Every other tour company was sold out or did not offer tours for the dates I had available. Deciding that I could not miss this once in a lifetime opportunity to see Kakadu (which happened to be my main motivation to visit the Northern Territory in the first place!), I reluctantly booked my tour.
As soon as I was picked up at my hostel, and met the tour guide and the group of people who would join me in the tour, I realized that my anxieties had been unfounded. The group was freaking awesome.
As mentioned earlier, our tour guide made the best of the tour by sharing his very extensive knowledge about everything that we encountered in the park.
The rest of the group (we were eight altogether, including the guide) were people who, like me, wanted to really experience the beauty and the nature of the Northern Territory, and learn about Kakadu; therefore, our experience ended up being an amazing time.
Our first day consisted of various hikes around the area, seeing the famous Aboriginal rock art, and visiting the incredibly BIG termite mounds.
That evening we sat around a fire, eating a kangaroo stir fry and having drinks, sharing stories, and even learning how to play some notes on the Australian didgeridoo, an indigenous wind instrument, before going to bed. Our accommodation for the night: mesh tents which kept the insects (and snakes… maybe even dingoes?) out, but allowed us to see the stars illuminating the night sky. What a view! … With not much civilization around for thousands of kilometres, there are no lights to pollute the incredibly dark sky, making even the furthest stars shine brightly.
The second day started early (like, 5am early), with our guide waking us up with the sound of the didgeridoo blowing in our ears. This second day we also went on various hikes, but also included visits to multiple swimming holes to enjoy the fresh water. The rush of jumping into the potentially crocodile infested waterways is terrifying (especially after being traumatized by their existence in the Jumping Croc Cruise the day before!), but these have got to be some of the most beautiful natural pools in the world.
During the tour, we spent a lot of time conversing during the long drives from point to point in the park, connecting over stories in front of the fire at night, and getting to know each other while hiking and swimming. By the end of the tour, we had become quite friendly, and it was sad to say goodbye.
Kakadu National Park is quite impressive. Highlights included: seeing Aboriginal rock art that is thousands of years old, hiking through beautiful natural environments, termite mounds that are over twice my size, licking a citrus-flavoured ant’s butt (no joke!), and swimming in the various water holes we visited!
Located in the Northern Territory of Australia, about a three-hour drive from the city of Darwin, is Kakadu National Park.

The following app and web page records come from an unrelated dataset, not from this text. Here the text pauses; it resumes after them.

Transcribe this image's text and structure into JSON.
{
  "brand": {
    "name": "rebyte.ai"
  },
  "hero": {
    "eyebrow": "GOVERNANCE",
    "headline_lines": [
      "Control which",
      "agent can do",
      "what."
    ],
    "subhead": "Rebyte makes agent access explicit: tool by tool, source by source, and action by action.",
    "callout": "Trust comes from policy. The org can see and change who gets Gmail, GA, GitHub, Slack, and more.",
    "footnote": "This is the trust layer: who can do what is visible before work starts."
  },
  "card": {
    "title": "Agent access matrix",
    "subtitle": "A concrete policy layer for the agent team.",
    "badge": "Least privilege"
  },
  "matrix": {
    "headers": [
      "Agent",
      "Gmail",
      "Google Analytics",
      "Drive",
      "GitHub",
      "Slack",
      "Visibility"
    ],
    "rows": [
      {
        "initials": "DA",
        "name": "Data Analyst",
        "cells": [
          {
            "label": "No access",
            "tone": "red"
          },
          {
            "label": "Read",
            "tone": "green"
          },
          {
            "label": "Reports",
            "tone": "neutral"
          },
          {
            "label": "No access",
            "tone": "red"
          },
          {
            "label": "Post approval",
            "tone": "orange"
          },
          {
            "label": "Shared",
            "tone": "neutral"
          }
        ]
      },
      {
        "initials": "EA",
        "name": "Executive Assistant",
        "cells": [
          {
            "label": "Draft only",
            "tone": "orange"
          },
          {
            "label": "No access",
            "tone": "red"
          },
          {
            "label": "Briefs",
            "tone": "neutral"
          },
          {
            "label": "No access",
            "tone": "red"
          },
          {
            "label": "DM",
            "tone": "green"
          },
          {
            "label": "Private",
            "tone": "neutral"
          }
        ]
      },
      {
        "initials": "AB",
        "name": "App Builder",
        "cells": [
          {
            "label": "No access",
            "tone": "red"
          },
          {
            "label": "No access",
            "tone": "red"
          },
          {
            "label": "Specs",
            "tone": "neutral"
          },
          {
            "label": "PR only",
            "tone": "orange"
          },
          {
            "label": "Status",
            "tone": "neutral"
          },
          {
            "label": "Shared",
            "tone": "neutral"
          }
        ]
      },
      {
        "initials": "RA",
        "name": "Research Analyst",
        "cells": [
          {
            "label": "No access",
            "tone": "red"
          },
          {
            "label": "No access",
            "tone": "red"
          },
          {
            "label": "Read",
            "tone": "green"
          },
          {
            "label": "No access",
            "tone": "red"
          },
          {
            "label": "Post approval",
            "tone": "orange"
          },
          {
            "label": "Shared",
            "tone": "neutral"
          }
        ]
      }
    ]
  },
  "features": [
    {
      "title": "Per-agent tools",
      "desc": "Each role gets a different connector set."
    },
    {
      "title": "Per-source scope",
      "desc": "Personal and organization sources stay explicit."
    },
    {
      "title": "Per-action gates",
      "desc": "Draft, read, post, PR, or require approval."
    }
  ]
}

Kakadu National Park, recognized as a World Heritage Area, covers an area of almost 20,000 sq km. Kakadu is one of Australia’s most valued parks, due to its significant aboriginal history, a natural environment supporting a variety of different ecosystems, and an abundance of endemic flora and fauna.
Welcome to Kakadu National Park, Northern Territory, Australia!